> Your assignment: Needed from the data below: all lines that contain the word "Miniport".
The data Block Start
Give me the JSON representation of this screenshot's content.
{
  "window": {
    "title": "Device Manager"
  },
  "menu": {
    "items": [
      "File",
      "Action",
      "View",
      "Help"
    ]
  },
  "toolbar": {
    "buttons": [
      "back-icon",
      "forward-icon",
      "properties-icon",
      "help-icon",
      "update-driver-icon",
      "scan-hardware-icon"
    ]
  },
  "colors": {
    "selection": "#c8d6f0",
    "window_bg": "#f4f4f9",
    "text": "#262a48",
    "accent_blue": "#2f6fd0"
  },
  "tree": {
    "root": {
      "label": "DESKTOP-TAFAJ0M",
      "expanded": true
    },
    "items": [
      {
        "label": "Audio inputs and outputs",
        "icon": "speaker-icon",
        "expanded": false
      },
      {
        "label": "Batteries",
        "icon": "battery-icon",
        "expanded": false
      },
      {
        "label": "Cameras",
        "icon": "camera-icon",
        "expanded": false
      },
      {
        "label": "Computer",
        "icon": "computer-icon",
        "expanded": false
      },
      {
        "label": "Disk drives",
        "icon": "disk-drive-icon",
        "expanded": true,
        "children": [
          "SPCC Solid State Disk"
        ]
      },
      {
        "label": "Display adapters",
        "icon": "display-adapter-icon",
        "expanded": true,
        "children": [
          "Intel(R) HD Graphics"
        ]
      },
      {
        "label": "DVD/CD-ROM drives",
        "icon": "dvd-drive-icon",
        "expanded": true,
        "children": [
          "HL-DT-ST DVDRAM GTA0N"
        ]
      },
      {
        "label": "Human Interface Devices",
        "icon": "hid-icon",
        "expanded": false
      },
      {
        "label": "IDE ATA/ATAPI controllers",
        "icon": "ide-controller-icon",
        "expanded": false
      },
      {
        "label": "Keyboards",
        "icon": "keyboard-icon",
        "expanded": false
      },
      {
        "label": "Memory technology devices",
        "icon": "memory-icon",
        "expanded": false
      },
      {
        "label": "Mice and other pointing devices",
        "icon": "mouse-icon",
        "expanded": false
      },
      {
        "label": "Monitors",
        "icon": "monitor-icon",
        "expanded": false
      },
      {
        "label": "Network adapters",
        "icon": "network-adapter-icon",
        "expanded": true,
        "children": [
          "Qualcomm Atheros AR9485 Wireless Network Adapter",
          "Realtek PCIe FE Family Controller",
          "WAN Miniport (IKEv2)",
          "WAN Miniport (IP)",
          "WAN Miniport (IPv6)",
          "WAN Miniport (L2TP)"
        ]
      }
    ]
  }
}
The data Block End
> Answer to this problem:
          "WAN Miniport (IKEv2)",
          "WAN Miniport (IP)",
          "WAN Miniport (IPv6)",
          "WAN Miniport (L2TP)"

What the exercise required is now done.